Data excerpts:
--------------------

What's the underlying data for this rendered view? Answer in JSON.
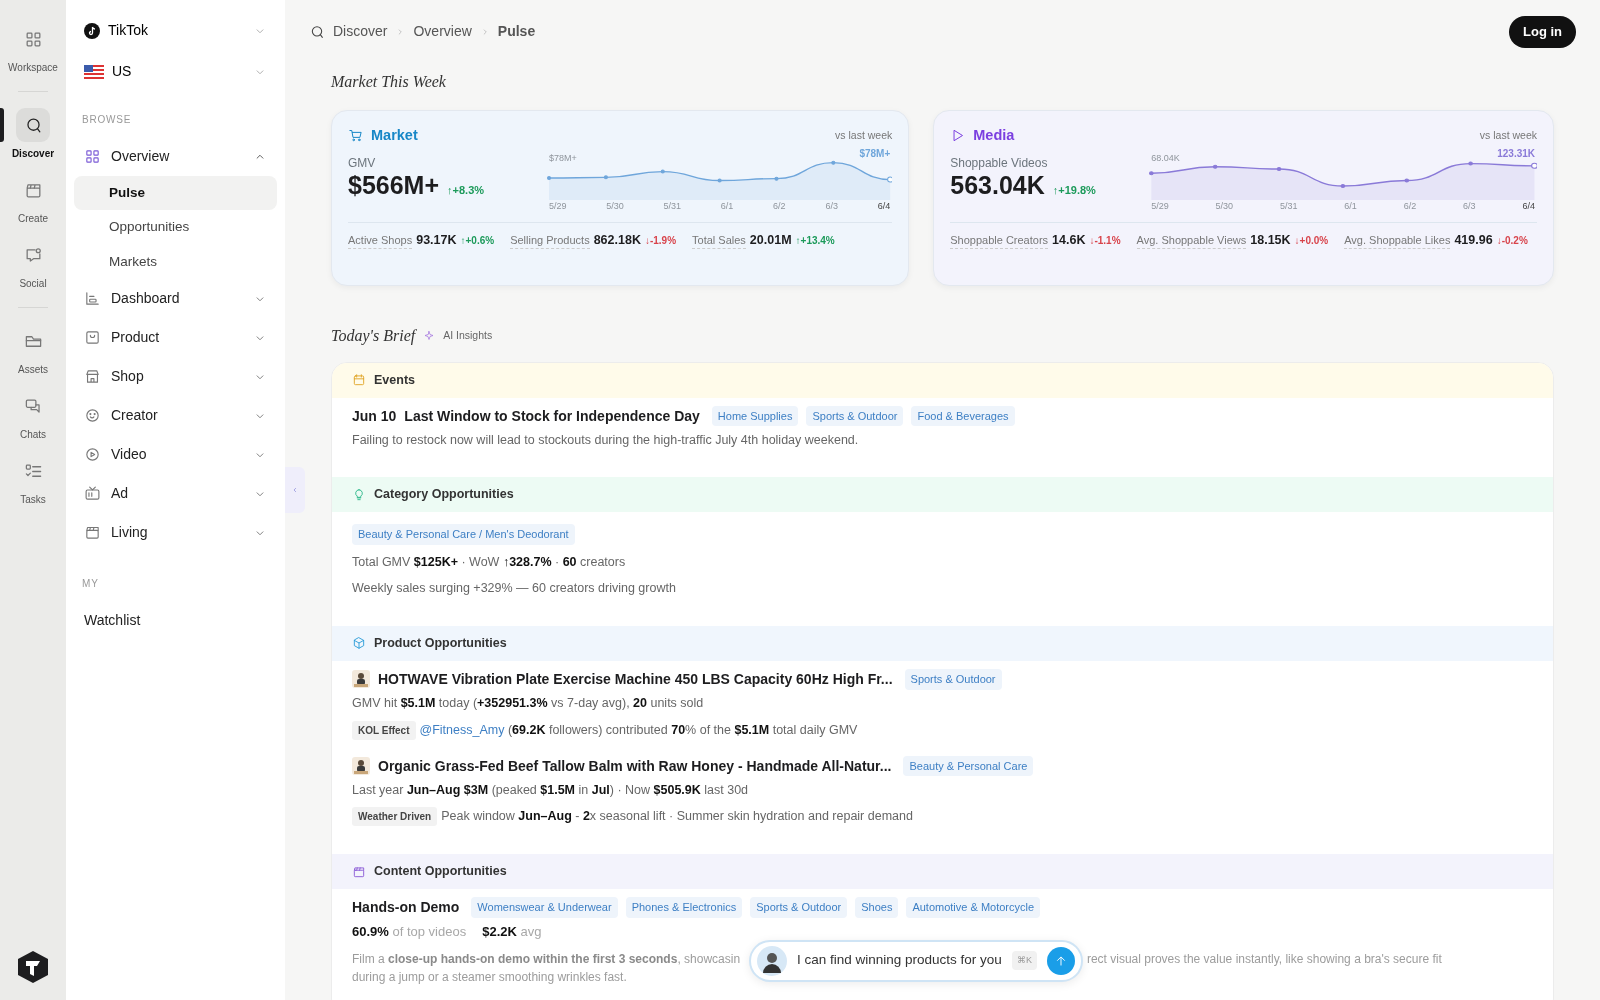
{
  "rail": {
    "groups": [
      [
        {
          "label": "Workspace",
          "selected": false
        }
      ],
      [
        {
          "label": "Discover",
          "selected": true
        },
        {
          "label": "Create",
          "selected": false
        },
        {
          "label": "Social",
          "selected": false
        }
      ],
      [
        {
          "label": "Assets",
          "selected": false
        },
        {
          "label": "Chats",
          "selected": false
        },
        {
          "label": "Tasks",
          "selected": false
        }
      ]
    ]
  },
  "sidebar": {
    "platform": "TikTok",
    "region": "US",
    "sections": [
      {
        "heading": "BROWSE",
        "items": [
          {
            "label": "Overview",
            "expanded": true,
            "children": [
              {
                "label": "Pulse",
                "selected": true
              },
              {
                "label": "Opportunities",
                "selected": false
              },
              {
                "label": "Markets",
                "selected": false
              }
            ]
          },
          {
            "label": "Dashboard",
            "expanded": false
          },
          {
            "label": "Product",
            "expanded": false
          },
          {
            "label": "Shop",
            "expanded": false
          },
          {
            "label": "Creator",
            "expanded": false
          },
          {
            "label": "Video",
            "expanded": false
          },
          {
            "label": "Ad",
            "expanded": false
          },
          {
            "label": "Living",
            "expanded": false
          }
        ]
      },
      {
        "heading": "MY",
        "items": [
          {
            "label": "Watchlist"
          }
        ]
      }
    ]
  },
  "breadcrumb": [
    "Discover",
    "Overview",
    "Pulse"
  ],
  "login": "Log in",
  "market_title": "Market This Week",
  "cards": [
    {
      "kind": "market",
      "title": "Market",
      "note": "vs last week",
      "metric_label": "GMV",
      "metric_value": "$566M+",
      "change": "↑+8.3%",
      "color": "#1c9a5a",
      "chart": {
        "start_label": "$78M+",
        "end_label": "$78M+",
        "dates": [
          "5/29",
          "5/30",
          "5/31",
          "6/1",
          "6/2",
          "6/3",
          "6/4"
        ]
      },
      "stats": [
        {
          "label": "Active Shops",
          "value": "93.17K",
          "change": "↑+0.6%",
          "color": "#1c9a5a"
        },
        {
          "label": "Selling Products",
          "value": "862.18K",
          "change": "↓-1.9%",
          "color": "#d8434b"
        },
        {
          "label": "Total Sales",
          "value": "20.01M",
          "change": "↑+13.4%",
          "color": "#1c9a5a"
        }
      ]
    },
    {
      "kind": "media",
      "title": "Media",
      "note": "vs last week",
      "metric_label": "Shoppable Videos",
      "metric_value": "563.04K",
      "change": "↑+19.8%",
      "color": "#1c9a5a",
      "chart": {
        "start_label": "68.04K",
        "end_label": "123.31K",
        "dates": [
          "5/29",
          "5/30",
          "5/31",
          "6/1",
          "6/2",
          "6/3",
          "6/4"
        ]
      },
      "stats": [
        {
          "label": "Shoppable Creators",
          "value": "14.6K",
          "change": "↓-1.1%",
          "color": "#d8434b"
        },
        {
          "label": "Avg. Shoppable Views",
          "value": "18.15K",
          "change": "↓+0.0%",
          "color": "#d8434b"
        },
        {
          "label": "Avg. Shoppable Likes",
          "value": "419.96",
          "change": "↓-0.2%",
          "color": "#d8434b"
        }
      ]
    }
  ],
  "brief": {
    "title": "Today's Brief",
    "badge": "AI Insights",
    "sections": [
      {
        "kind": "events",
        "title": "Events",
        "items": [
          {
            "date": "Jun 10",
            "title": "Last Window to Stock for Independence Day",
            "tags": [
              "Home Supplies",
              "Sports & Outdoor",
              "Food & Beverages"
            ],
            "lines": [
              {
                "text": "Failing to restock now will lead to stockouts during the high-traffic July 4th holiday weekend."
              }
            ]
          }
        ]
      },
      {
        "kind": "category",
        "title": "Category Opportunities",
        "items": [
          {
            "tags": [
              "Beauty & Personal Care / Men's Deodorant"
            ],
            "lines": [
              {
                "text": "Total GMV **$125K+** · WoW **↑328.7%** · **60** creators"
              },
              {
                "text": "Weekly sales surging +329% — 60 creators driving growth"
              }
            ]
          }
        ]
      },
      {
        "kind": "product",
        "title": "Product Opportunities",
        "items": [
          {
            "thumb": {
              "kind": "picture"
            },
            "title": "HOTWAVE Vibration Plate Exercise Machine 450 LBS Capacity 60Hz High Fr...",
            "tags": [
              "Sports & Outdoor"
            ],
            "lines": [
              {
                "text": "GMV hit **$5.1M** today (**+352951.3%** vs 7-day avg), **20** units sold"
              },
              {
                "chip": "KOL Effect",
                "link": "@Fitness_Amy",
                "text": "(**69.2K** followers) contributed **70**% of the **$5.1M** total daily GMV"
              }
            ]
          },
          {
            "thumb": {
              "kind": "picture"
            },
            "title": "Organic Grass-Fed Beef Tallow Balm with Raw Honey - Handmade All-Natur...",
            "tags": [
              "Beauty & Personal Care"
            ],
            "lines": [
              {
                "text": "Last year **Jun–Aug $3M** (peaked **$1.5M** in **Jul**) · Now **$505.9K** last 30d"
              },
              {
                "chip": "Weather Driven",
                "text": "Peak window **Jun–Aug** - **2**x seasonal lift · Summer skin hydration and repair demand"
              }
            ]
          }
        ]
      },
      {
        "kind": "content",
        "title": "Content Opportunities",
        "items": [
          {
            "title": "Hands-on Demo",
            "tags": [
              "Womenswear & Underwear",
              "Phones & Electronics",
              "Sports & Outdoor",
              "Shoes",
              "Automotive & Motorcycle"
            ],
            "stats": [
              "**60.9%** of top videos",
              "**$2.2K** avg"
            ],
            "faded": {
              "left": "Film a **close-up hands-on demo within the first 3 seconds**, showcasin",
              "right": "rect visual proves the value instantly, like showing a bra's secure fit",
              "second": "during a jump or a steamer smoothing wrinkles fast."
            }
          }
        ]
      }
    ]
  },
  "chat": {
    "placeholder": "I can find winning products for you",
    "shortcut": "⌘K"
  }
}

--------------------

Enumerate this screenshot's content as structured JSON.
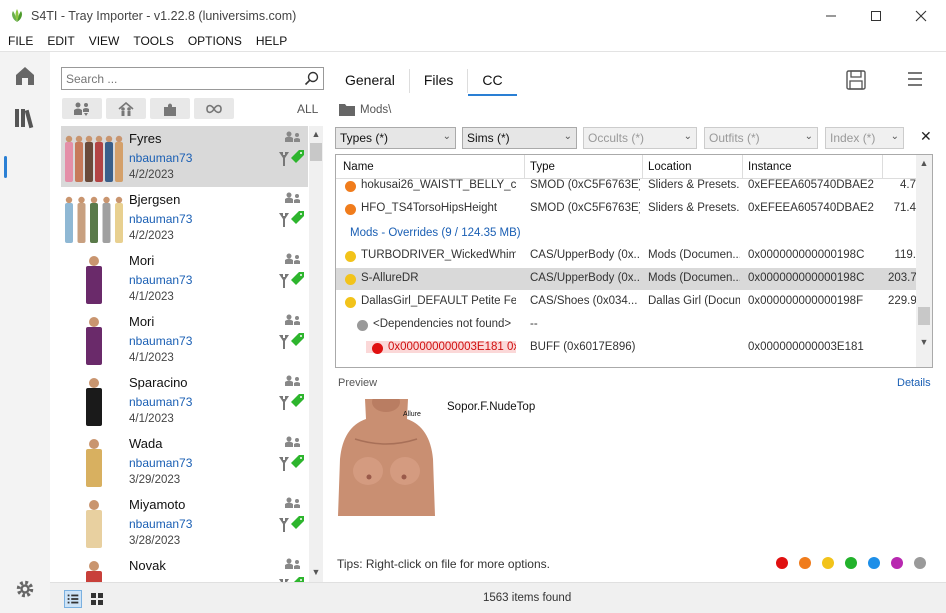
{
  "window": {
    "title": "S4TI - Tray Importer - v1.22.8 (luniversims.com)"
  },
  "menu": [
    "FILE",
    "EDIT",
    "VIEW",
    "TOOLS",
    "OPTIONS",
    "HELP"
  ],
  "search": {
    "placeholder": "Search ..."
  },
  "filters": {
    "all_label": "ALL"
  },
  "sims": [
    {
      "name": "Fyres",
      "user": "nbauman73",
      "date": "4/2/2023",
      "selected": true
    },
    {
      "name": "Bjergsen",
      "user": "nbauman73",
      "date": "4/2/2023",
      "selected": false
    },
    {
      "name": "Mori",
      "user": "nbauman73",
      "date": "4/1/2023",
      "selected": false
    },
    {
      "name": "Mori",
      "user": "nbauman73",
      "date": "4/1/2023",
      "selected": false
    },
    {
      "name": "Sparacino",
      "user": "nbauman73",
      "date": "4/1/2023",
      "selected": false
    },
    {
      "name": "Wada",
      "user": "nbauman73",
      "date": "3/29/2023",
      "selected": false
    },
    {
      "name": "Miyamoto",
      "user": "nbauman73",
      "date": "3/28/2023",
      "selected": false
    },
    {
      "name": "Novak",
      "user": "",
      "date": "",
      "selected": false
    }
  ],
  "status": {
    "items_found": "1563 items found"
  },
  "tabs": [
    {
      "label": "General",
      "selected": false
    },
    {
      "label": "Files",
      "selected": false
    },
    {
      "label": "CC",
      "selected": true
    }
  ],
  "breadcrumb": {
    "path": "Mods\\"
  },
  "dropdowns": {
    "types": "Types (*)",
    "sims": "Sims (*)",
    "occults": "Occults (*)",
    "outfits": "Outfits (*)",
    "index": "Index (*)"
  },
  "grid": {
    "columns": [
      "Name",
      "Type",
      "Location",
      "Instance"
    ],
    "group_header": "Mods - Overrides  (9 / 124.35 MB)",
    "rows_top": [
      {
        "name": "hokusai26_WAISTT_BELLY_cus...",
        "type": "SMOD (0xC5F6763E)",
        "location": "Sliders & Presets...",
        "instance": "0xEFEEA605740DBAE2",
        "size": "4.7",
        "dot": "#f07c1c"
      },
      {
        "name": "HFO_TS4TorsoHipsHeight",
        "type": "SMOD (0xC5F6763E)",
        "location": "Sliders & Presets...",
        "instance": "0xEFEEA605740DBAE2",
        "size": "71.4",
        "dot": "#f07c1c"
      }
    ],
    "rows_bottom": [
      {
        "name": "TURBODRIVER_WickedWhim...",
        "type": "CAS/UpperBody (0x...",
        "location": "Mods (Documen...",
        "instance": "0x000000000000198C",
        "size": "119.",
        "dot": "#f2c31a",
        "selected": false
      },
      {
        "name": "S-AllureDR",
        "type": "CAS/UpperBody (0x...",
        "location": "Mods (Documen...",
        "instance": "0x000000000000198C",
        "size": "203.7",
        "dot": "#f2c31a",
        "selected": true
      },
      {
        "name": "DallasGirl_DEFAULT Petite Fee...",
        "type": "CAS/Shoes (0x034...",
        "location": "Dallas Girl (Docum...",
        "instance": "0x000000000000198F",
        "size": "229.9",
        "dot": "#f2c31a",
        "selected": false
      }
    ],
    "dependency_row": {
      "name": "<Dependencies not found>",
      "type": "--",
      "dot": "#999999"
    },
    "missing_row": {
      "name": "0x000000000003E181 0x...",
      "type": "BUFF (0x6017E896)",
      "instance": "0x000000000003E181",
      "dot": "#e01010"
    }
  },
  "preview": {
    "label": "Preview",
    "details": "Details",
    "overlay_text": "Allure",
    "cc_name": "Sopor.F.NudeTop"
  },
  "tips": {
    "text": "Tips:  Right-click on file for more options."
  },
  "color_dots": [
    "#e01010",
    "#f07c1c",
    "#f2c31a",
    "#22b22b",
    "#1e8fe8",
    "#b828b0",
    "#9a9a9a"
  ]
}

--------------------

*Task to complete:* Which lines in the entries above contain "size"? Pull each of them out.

*Response below:*
        "size": "4.7",
        "size": "71.4",
        "size": "119.",
        "size": "203.7",
        "size": "229.9",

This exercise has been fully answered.